For instance, last winter we fell all over ourselves praising the Marlins and Angels for their talent haul. Albert Pujols and C.J. Wilson signed contracts totaling $317 million with the Angels, and we were ready to hand them the World Series trophy.
The Marlins made big, splashy moves, committing $201 million to Ozzie Guillen, Jose Reyes, Heath Bell and Mark Buehrle in the span of a few days. Those of us who've experienced a World Series in South Florida looked forward to another.
A year earlier, we'd done the same thing with the Red Sox when they landed Adrian Gonzalez and Carl Crawford for the tidy sum of $296 million.
We looked at those three clubs and saw all that talent and figured, hey, print the playoff tickets. The only thing is -- and this is such a minor little thing it's hardly worth mentioning -- we couldn't have been more wrong.
The 2011 Red Sox didn't make the playoffs. Neither did the 2012 Angels and Marlins.
We got so caught up in the headline-grabbing signings that we forgot that championship rosters aren't built with a sledgehammer. They're constructed with an idea of how the pieces will fit together.
Look, talent is important.
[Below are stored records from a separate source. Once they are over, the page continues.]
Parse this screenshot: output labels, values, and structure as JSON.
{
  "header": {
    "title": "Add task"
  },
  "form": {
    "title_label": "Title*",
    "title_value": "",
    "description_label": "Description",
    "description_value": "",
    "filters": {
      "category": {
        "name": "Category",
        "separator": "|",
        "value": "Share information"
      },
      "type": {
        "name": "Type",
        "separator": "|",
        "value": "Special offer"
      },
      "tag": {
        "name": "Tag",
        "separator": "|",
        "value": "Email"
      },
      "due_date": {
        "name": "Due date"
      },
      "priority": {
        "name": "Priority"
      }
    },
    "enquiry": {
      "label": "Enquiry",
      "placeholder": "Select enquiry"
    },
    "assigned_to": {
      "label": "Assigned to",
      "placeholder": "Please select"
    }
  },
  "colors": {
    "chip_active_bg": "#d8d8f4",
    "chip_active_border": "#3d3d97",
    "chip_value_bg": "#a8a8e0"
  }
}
If someone says otherwise, they're not the sharpest tool in the shed. Winning championships will always begin with talent. Pablo Sandoval and Matt Cain. Ryan Vogelsong and Buster Posey.
The Yankees didn't win those five championships just because Derek Jeter, Andy Pettitte and Mariano Rivera are great clubhouse guys. They are, though, and it does matter.
But their clubhouse presence is significantly less important if they're not also among the greatest Yankees ever.
Yes, the Angels, Marlins and Red Sox added huge, talented building blocks the last two offseasons, so it was easy to see them on the threshold of a dream.
But championship clubs are so much more than that. When you look back on the Yankees, you also appreciate the contributions of Scott Brosius, Chad Curtis, Jim Leyritz and a bunch of guys who got fewer headlines.
Winning championships is about having players who understand and accept their roles, about having players who are willing to put winning above individual accomplishments.
Raise your hand if you understood the impact Angel Pagan would have on the San Francisco Giants.
The Giants won because they had a terrific foundation of pitching and because they had stars in the middle of their lineup.
They also won because they had other, less obvious things. They had a future Hall of Famer filling out the lineup card.
Bruce Bochy has the gift of making players understand and accept their roles. He's also better at handling a bullpen than almost anyone.
The Giants were greater than simply the sum of their parts. That's a cliche, but it's also true.
When Giants general manager Brian Sabean acquired Pagan, Marco Scutaro, Hunter Pence, Gregor Blanco and Ryan Theriot, very few people praised his genius.
That's because it was tough to see a whole when dissecting the individual parts. The Giants had chemistry to go with that talent. They played hard every single day.
When they fell into an 0-2 hole against the Reds, they never blinked. They rallied one another and looked only at the small picture, which was winning Game 3.
Likewise, the 2011 Cardinals won because of Albert Pujols and Chris Carpenter. But they also won because of Daniel Descalso, David Freese and Marc Rzepczynski.
Keep Descalso and Rezepczynski in mind this winter as teams collect the biggest names -- Michael Bourn, Josh Hamilton, Zack Grienke and B.J. Upton. Applaud those teams for getting better. Go ahead and give them the coveted offseason awards.
But don't forget that there's more to winning a championship. Championship teams are built of pieces of this and that, all of it coming together at exactly the right time in exactly the right way.
That whole complex formula gets lost at times as the big-ticket names move from here to there. They make teams better, but they may not decide a championship.